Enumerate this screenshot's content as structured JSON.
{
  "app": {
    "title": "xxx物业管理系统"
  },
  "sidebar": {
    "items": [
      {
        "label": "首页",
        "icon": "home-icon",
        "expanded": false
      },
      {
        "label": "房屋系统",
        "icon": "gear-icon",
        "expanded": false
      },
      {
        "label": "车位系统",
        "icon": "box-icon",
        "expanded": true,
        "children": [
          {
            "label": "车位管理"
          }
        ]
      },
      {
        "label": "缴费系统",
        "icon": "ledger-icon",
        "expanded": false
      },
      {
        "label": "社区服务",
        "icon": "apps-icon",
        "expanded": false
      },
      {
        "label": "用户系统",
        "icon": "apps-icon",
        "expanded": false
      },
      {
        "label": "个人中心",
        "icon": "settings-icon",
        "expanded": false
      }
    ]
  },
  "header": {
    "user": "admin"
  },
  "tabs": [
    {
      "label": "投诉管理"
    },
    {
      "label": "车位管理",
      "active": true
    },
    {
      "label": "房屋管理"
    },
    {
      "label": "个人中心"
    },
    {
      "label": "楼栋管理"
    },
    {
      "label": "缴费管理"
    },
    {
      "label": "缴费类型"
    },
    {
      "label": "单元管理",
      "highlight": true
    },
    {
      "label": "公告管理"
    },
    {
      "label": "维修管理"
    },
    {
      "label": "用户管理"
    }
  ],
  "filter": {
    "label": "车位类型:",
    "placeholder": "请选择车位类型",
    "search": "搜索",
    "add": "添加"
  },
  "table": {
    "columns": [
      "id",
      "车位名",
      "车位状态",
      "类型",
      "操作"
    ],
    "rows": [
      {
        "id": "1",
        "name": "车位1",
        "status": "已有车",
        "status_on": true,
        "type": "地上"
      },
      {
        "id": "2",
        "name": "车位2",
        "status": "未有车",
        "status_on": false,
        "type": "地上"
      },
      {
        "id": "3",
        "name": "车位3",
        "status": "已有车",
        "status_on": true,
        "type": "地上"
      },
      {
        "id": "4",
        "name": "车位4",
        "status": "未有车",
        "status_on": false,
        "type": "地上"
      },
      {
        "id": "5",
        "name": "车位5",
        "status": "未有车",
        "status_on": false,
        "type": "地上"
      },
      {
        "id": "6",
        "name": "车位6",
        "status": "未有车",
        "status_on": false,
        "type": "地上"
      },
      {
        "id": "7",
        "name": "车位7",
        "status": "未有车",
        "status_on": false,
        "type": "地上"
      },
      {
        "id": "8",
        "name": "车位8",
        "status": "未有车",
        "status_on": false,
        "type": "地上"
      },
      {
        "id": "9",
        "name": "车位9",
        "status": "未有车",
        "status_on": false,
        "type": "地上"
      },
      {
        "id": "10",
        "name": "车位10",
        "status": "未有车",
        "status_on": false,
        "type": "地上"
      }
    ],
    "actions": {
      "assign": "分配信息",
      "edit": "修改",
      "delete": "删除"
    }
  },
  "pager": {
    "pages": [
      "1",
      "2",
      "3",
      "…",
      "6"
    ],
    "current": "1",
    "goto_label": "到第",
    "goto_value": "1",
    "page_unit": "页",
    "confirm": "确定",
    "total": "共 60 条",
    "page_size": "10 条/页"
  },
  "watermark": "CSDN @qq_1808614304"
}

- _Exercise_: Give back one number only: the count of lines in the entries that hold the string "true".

- _Solution_: 5